» **Element data from apps and pages**:
··········
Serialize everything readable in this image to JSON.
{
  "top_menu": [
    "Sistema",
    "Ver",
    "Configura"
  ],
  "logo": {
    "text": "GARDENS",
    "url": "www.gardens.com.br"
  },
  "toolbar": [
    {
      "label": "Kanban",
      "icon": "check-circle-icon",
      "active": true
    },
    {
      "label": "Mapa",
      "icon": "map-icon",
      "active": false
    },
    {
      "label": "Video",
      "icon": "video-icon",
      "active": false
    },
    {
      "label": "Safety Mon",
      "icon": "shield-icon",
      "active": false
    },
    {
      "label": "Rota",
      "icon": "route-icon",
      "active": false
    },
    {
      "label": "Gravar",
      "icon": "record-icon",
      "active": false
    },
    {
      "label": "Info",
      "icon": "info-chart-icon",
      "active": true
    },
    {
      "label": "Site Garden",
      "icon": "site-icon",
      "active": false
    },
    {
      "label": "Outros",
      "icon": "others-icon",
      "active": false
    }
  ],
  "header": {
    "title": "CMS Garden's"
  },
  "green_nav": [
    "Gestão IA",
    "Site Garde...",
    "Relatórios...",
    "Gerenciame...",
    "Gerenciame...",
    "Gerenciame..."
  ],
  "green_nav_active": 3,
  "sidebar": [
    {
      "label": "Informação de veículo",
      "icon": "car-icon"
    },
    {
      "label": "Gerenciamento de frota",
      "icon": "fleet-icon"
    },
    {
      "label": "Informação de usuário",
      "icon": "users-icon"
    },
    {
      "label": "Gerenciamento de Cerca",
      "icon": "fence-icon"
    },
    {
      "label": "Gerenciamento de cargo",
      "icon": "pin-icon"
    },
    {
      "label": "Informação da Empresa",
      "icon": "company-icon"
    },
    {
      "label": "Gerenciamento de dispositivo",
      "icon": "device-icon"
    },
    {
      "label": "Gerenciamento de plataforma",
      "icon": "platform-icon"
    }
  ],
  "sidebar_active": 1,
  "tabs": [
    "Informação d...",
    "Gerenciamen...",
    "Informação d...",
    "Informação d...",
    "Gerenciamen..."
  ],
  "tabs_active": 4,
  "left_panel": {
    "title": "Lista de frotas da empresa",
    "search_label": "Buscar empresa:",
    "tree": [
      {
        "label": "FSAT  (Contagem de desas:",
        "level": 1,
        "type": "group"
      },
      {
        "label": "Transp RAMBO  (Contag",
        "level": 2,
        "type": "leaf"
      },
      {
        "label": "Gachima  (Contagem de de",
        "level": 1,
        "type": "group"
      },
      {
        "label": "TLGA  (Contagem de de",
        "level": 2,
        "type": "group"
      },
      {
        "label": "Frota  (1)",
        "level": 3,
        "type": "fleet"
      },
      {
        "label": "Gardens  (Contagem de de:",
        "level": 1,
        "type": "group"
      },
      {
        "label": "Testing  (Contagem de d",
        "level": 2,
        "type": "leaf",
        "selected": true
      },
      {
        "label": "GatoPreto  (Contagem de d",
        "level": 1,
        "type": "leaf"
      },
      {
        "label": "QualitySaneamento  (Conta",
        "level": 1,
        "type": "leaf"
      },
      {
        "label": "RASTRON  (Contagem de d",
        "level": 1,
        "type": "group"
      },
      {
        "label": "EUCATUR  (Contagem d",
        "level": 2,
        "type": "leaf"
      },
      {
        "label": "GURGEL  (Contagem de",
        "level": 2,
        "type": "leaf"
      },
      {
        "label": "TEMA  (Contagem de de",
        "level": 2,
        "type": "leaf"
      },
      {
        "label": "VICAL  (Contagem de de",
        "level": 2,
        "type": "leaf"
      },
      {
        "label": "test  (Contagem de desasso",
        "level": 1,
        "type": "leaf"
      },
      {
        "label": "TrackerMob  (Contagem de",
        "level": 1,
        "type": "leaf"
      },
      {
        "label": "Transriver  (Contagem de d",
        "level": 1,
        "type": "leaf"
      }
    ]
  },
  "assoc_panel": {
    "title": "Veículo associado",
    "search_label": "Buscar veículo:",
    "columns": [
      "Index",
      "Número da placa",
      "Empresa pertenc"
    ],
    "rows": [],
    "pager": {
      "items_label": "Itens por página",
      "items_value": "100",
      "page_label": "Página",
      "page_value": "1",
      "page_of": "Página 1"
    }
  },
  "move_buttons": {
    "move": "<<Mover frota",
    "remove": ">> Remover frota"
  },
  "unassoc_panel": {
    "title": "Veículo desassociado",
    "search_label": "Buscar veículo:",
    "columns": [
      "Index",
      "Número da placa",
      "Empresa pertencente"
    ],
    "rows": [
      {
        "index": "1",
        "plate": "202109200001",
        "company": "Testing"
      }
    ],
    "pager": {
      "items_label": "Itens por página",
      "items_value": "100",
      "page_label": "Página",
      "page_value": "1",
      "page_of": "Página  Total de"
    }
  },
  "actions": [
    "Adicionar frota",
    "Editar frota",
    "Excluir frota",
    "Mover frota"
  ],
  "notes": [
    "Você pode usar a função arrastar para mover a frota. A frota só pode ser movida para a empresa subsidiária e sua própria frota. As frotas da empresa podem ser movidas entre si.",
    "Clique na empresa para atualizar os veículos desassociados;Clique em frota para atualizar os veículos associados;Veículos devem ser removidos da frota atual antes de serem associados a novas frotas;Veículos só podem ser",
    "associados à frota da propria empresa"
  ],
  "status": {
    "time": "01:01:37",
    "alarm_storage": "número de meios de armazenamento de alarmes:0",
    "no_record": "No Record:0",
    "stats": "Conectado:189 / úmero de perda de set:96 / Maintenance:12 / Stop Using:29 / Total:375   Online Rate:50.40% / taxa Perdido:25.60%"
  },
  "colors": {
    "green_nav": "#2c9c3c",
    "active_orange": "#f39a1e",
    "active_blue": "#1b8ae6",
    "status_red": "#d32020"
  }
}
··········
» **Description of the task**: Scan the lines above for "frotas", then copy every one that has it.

» **Output of the task**:
    "title": "Lista de frotas da empresa",
    "Você pode usar a função arrastar para mover a frota. A frota só pode ser movida para a empresa subsidiária e sua própria frota. As frotas da empresa podem ser movidas entre si.",
    "Clique na empresa para atualizar os veículos desassociados;Clique em frota para atualizar os veículos associados;Veículos devem ser removidos da frota atual antes de serem associados a novas frotas;Veículos só podem ser",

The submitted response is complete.